Jump to content

Clothes - a second skin


Recommended Posts

Are you suggesting your first skin is associated with these same things? I never understand the connections you try to make.

 

Clothes perform a variety of functions, and you have the ability to change them to suit context and situation. You don't have that ability with your first skin.

 

If you want to have yet another thread about sartorial embellishments, that's your choice I guess. But why are you trying to make comparisons with first and second "skin"? Aren't clothes more like our missing fur?

Link to comment
Share on other sites

To be fair, a lot of people do seem to judge others by their skin, as much as by their clothes.

It's dumb;but it's not rare.

 

But nobody would think you should change your skin color because it's inappropriate for the venue.

 

I think the OP is wrong. For modern humans, clothing has become the first skin. Nowadays, even when people show you some real skin, it's been adorned by tattoos and piercings, and almost emulates clothing by creating patterns where there were none.

 

I also still don't like all the automatic assumptions the OP loves to take. I definitely don't agree that "attire is the window to your identity". That's ridiculous. Dressing like a policeman doesn't make me a policeman. It won't make others think I'm a policeman either unless I act unnaturally like a policeman.

Link to comment
Share on other sites

But nobody would think you should change your skin color because it's inappropriate for the venue.

 

The ability for (some?) people to change skin colour could be an interesting idea for a story.

 

unless I act unnaturally like a policeman.

 

Interesting how inserting a comma before "like" would change the meaning ...

Link to comment
Share on other sites

 

Interesting how inserting a comma before "like" would change the meaning ...

 

"It was a great party. We invited the strippers, Strange, and John Cuthber."

 

"It was an even greater party. We invited the strippers, Strange and John Cuthber."

 

At the second party, you guys really showed us the difference between second and first skins.

Link to comment
Share on other sites

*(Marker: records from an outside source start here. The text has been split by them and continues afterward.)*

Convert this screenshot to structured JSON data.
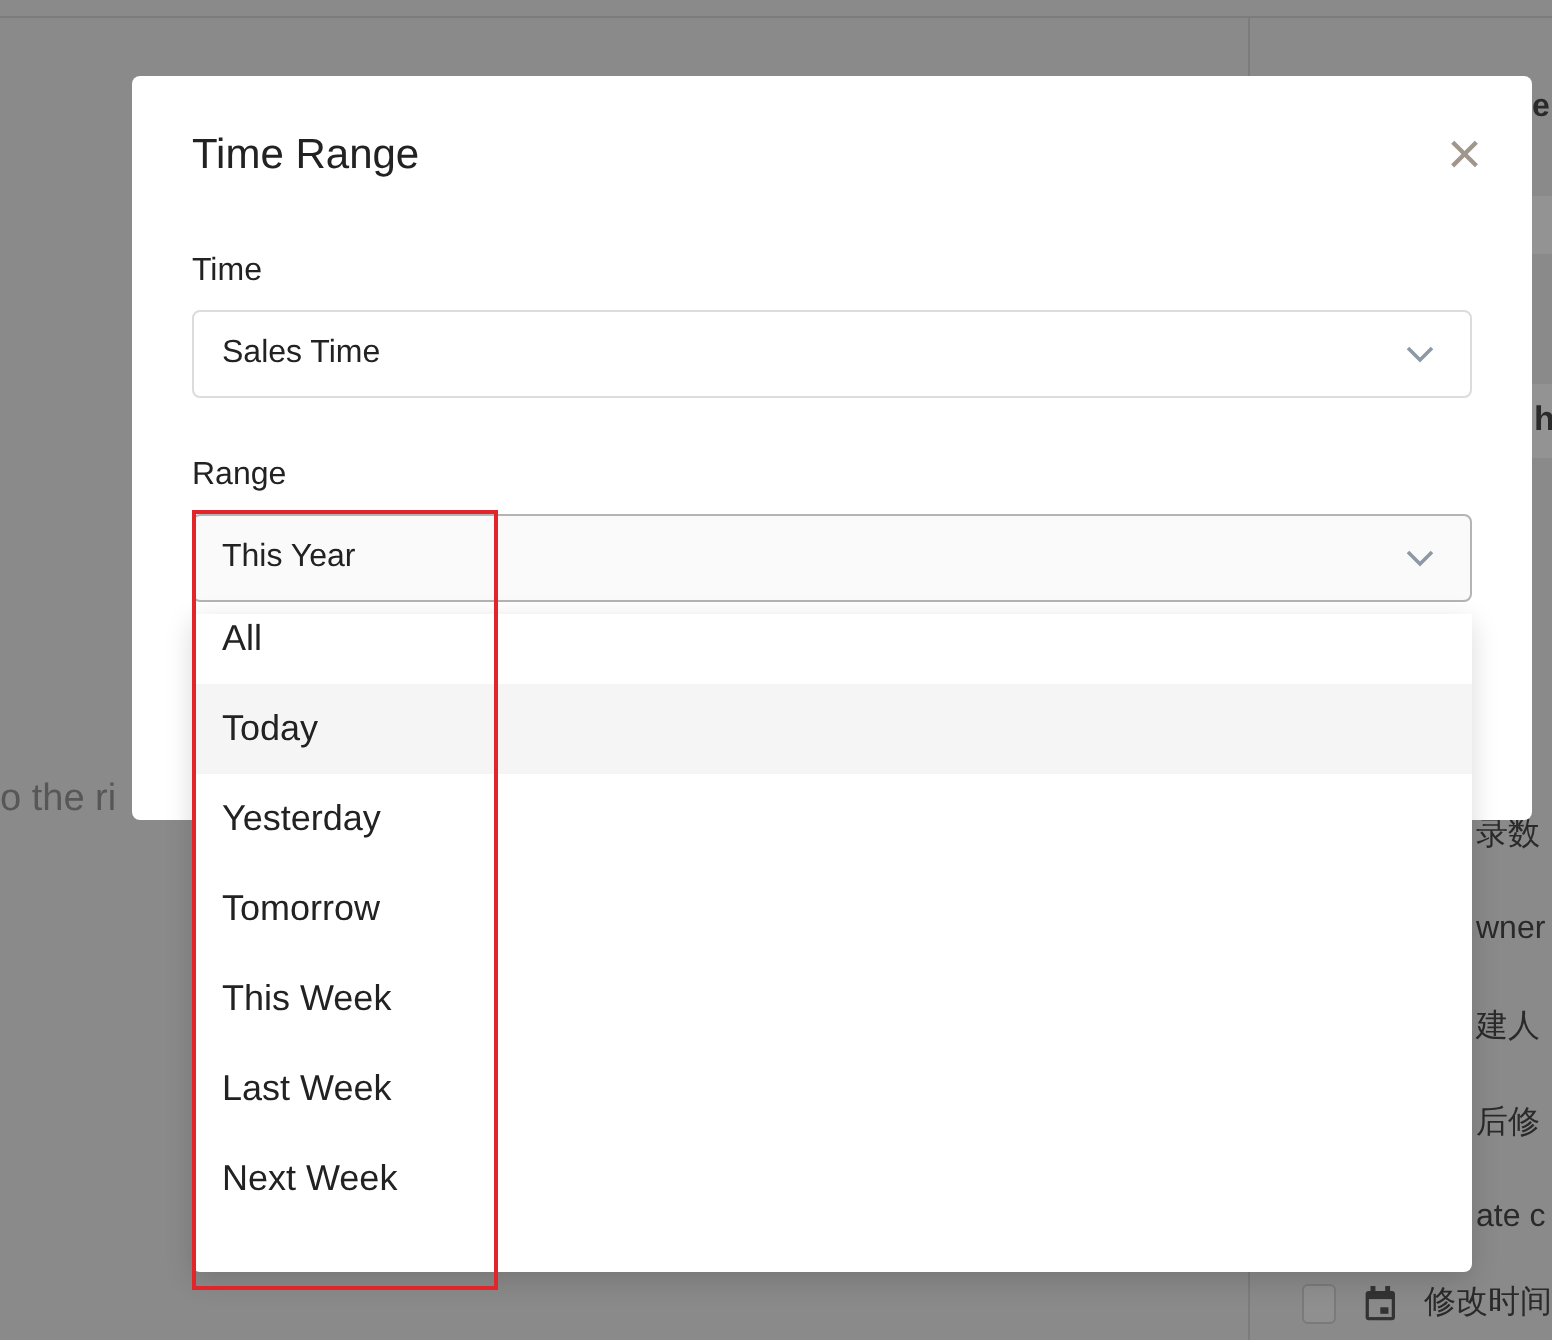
{
  "background": {
    "left_text": "o the ri",
    "panel_heading": "e",
    "band_rows": [
      {
        "text": "h"
      }
    ],
    "field_rows": [
      "录数",
      "wner",
      "建人",
      "后修",
      "ate c"
    ],
    "last_row": {
      "checked": false,
      "text": "修改时间"
    }
  },
  "dialog": {
    "title": "Time Range",
    "close": "×",
    "fields": [
      {
        "label": "Time",
        "value": "Sales Time",
        "open": false
      },
      {
        "label": "Range",
        "value": "This Year",
        "open": true,
        "options": [
          {
            "label": "All",
            "highlighted": false
          },
          {
            "label": "Today",
            "highlighted": true
          },
          {
            "label": "Yesterday",
            "highlighted": false
          },
          {
            "label": "Tomorrow",
            "highlighted": false
          },
          {
            "label": "This Week",
            "highlighted": false
          },
          {
            "label": "Last Week",
            "highlighted": false
          },
          {
            "label": "Next Week",
            "highlighted": false
          }
        ]
      }
    ]
  }
}
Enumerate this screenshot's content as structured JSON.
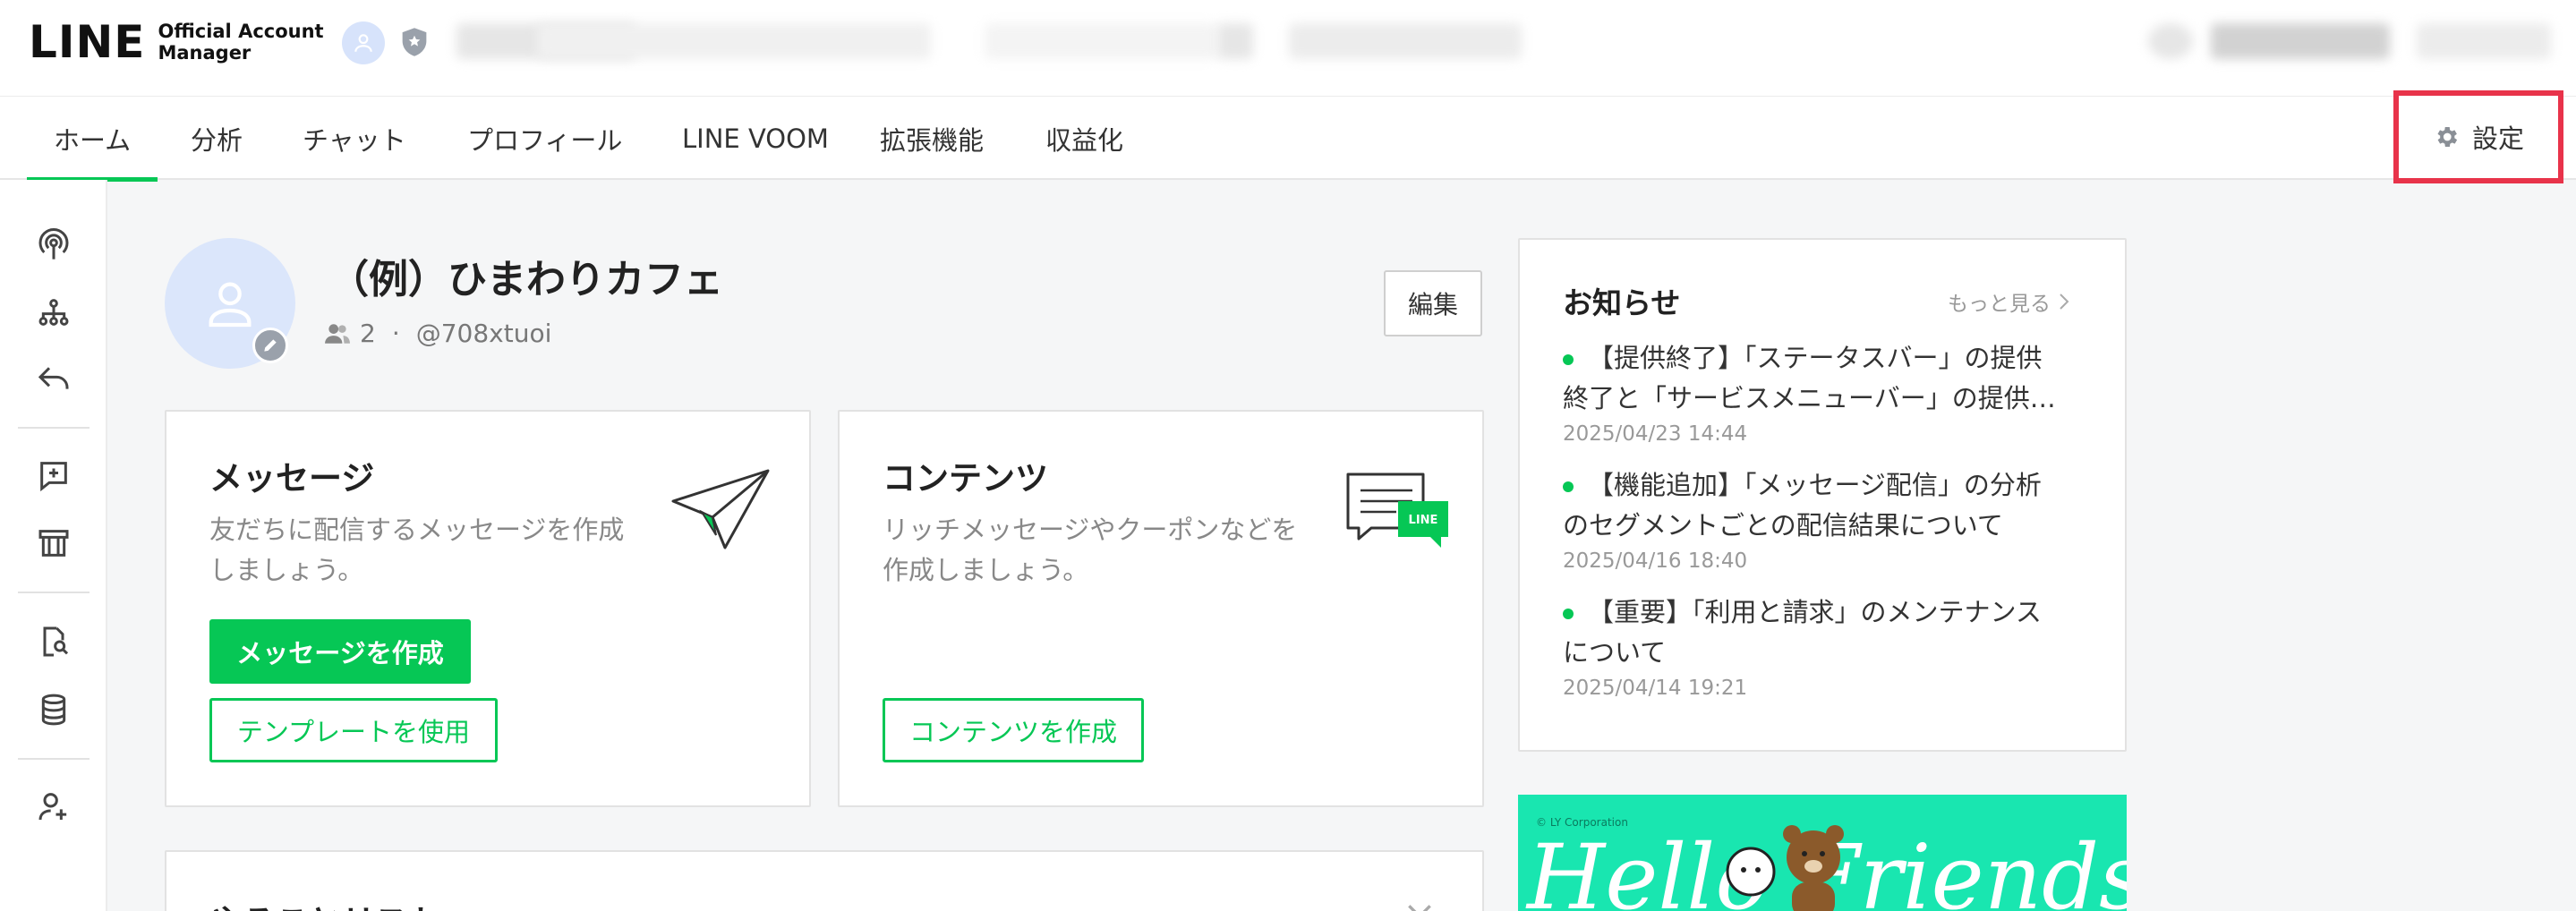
{
  "header": {
    "logo_main": "LINE",
    "logo_sub_line1": "Official Account",
    "logo_sub_line2": "Manager"
  },
  "nav": {
    "tabs": [
      {
        "label": "ホーム"
      },
      {
        "label": "分析"
      },
      {
        "label": "チャット"
      },
      {
        "label": "プロフィール"
      },
      {
        "label": "LINE VOOM"
      },
      {
        "label": "拡張機能"
      },
      {
        "label": "収益化"
      }
    ],
    "active_tab": "ホーム",
    "settings_label": "設定"
  },
  "profile": {
    "name": "（例）ひまわりカフェ",
    "friends_count": "2",
    "separator": "·",
    "account_id": "@708xtuoi",
    "edit_label": "編集"
  },
  "message_card": {
    "title": "メッセージ",
    "desc_line1": "友だちに配信するメッセージを作成",
    "desc_line2": "しましょう。",
    "primary_label": "メッセージを作成",
    "secondary_label": "テンプレートを使用"
  },
  "content_card": {
    "title": "コンテンツ",
    "desc_line1": "リッチメッセージやクーポンなどを",
    "desc_line2": "作成しましょう。",
    "button_label": "コンテンツを作成",
    "badge": "LINE"
  },
  "todo_card": {
    "title": "やることリスト"
  },
  "news": {
    "title": "お知らせ",
    "more_label": "もっと見る",
    "items": [
      {
        "line1": "【提供終了】「ステータスバー」の提供",
        "line2": "終了と「サービスメニューバー」の提供…",
        "date": "2025/04/23 14:44"
      },
      {
        "line1": "【機能追加】「メッセージ配信」の分析",
        "line2": "のセグメントごとの配信結果について",
        "date": "2025/04/16 18:40"
      },
      {
        "line1": "【重要】「利用と請求」のメンテナンス",
        "line2": "について",
        "date": "2025/04/14 19:21"
      }
    ]
  },
  "banner": {
    "copyright": "© LY Corporation",
    "text": "Hello Friends!"
  },
  "colors": {
    "brand_green": "#06c755",
    "highlight_red": "#e8334a"
  }
}
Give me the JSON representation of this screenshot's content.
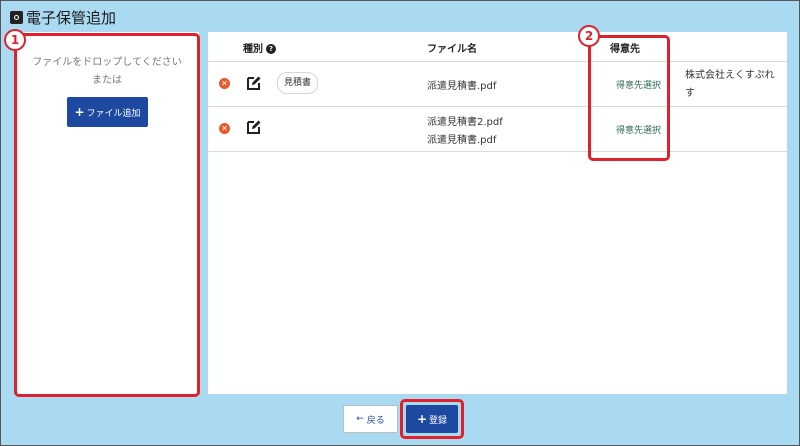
{
  "title": "電子保管追加",
  "drop_panel": {
    "instruction": "ファイルをドロップしてください",
    "or_text": "または",
    "add_button": "ファイル追加"
  },
  "table": {
    "headers": {
      "type": "種別",
      "file_name": "ファイル名",
      "client": "得意先"
    },
    "rows": [
      {
        "type_badge": "見積書",
        "files": [
          "派遣見積書.pdf"
        ],
        "client_link": "得意先選択",
        "client_name": [
          "株式会社えくすぷれ",
          "す"
        ]
      },
      {
        "type_badge": "",
        "files": [
          "派遣見積書2.pdf",
          "派遣見積書.pdf"
        ],
        "client_link": "得意先選択",
        "client_name": []
      }
    ]
  },
  "annotations": [
    "1",
    "2"
  ],
  "footer": {
    "back_label": "戻る",
    "register_label": "登録"
  },
  "colors": {
    "background": "#a9daf1",
    "primary": "#1d4aa0",
    "highlight": "#e0202a",
    "delete": "#e8572a",
    "link": "#2d6a52"
  }
}
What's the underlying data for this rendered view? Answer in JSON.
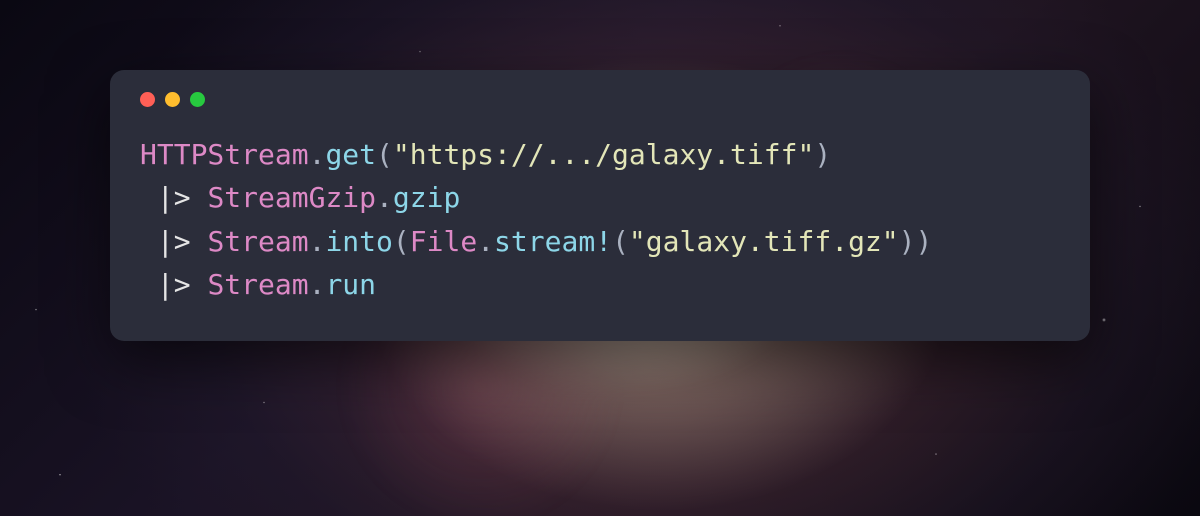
{
  "code": {
    "line1": {
      "module1": "HTTPStream",
      "dot": ".",
      "method": "get",
      "lparen": "(",
      "string": "\"https://.../galaxy.tiff\"",
      "rparen": ")"
    },
    "line2": {
      "pipe": " |> ",
      "module1": "StreamGzip",
      "dot": ".",
      "method": "gzip"
    },
    "line3": {
      "pipe": " |> ",
      "module1": "Stream",
      "dot1": ".",
      "method1": "into",
      "lparen1": "(",
      "module2": "File",
      "dot2": ".",
      "method2": "stream",
      "bang": "!",
      "lparen2": "(",
      "string": "\"galaxy.tiff.gz\"",
      "rparen2": ")",
      "rparen1": ")"
    },
    "line4": {
      "pipe": " |> ",
      "module1": "Stream",
      "dot": ".",
      "method": "run"
    }
  }
}
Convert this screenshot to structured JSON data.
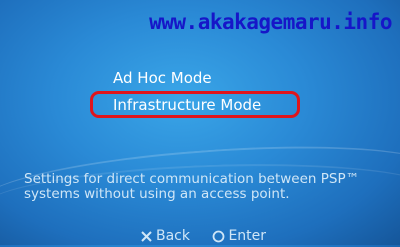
{
  "watermark": "www.akakagemaru.info",
  "menu": {
    "items": [
      {
        "label": "Ad Hoc Mode"
      },
      {
        "label": "Infrastructure Mode"
      }
    ]
  },
  "description": "Settings for direct communication between PSP™ systems without using an access point.",
  "footer": {
    "back_label": "Back",
    "enter_label": "Enter",
    "back_icon": "cross-icon",
    "enter_icon": "circle-icon"
  },
  "colors": {
    "highlight_border": "#e0151c",
    "watermark": "#1616c8"
  }
}
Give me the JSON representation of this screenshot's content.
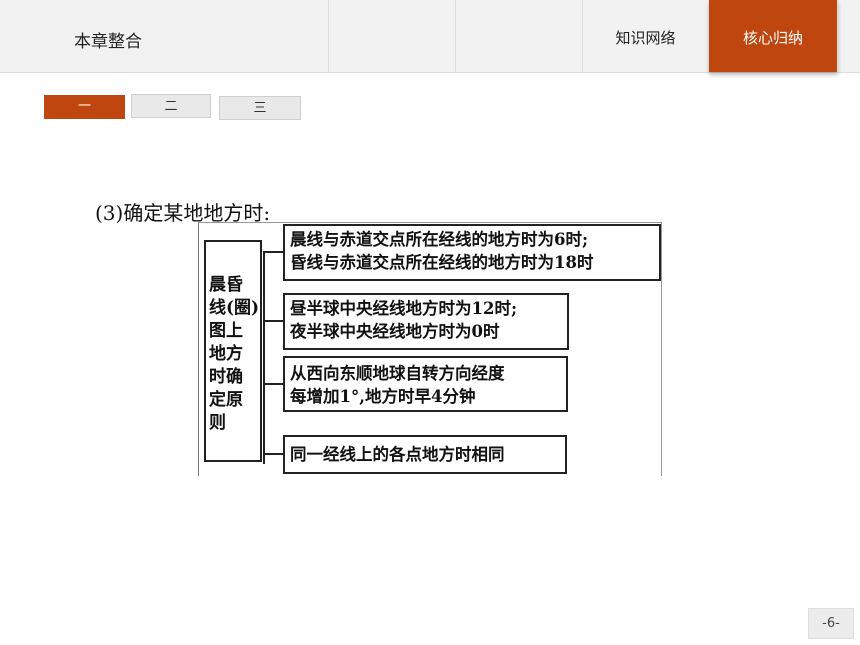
{
  "header": {
    "title": "本章整合",
    "nav": [
      {
        "label": "知识网络",
        "active": false
      },
      {
        "label": "核心归纳",
        "active": true
      }
    ]
  },
  "subtabs": [
    {
      "label": "一",
      "active": true
    },
    {
      "label": "二",
      "active": false
    },
    {
      "label": "三",
      "active": false
    }
  ],
  "content": {
    "heading": "(3)确定某地地方时:",
    "diagram": {
      "root_lines": [
        "晨昏",
        "线(圈)",
        "图上",
        "地方",
        "时确",
        "定原",
        "则"
      ],
      "rules": [
        [
          "晨线与赤道交点所在经线的地方时为6时;",
          "昏线与赤道交点所在经线的地方时为18时"
        ],
        [
          "昼半球中央经线地方时为12时;",
          "夜半球中央经线地方时为0时"
        ],
        [
          "从西向东顺地球自转方向经度",
          "每增加1°,地方时早4分钟"
        ],
        [
          "同一经线上的各点地方时相同"
        ]
      ]
    }
  },
  "footer": {
    "page": "-6-"
  },
  "colors": {
    "accent": "#c0460f",
    "header_bg": "#f2f2f2"
  }
}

Clothing does have social meaning and the expectations with respect to appropriate dress are remarkably strong. Personally I find some of it mystifying - but dressing cheaply and practically, as I tend to do conveys a social message too; seems I'm unlikely to rise beyond my lowly station and show no real pretensions for wanting to. Appearances may not be everything but it seems they count for a lot; dressing inappropriately for status and venue can have real consequences, even for people who are competent and confident, so most people feel strong social pressure to make the effort.

 

And what's with The Suit and it's essential accessory, The Tie? For more than a century this uniform for adult male respectability has prevailed, with surprisingly little change - even people wealthy and powerful enough that they should not feel bound by any dress code seem to be bound, or at least find it advantageous, to abide by that one. The smallest differences in The Suit and The Tie are treated as significant. People do change skin colour - getting tanned or avoiding sunlight are both common to maintain a preferred appearance. Then there is make-up and hair style. Which are usually carefully coordinated with clothing.

Link to comment
Share on other sites

Are clothes a second skin ? Attire is the window to your identity and people perceive you by how you dress, what fabric you use, how color co-ordinated you are and how well your clothes fit. Why is this premium attached to your habiliments ? :unsure:

 

Another anology is an exoskeleton that is fully customizable,,,,,, :confused:

Link to comment
Share on other sites

I dont pay attention so much. I like to wear for example stripped sweaters. I have them so much. I dont like formal wear. I don't even iron my clothes , just use my hands. And i often buy clothes at second shops or flea markets. That is just not important to me. That can be problem, as community is oriented on "good phycisal look" , including clothing. So when i need to buy something more formal i just hate it. I am so grumpy and if i go alone , i dont buy anything. Same for shoes and other clothing things. Of course, this doesnt have to do anything with hygiene. I just dont like to spend money on clothes, the cheaper the better.

Link to comment
Share on other sites

  • 3 months later...

clothes can definitely say a lot about the person, I also wonder if there is any psychology behind the looks of clothing. like maybe clothing does not have a societal determined meaning. perhaps a certain kind of clothes appeals to intelligent people because it looks comfortable and clean cut. but at the same time there are definitely outliers with clothing, some intelligent people are stuck working dirty jobs where they cant wear good looking clothing.

Link to comment
Share on other sites

Create an account or sign in to comment

You need to be a member in order to leave a comment

Create an account

Sign up for a new account in our community. It's easy!

Register a new account

Sign in

Already have an account? Sign in here.

Sign In Now
 Share

×
×
  • Create New...

Important Information

We have placed cookies on your device to help make this website better. You can adjust your cookie settings, otherwise we'll assume you're okay to continue.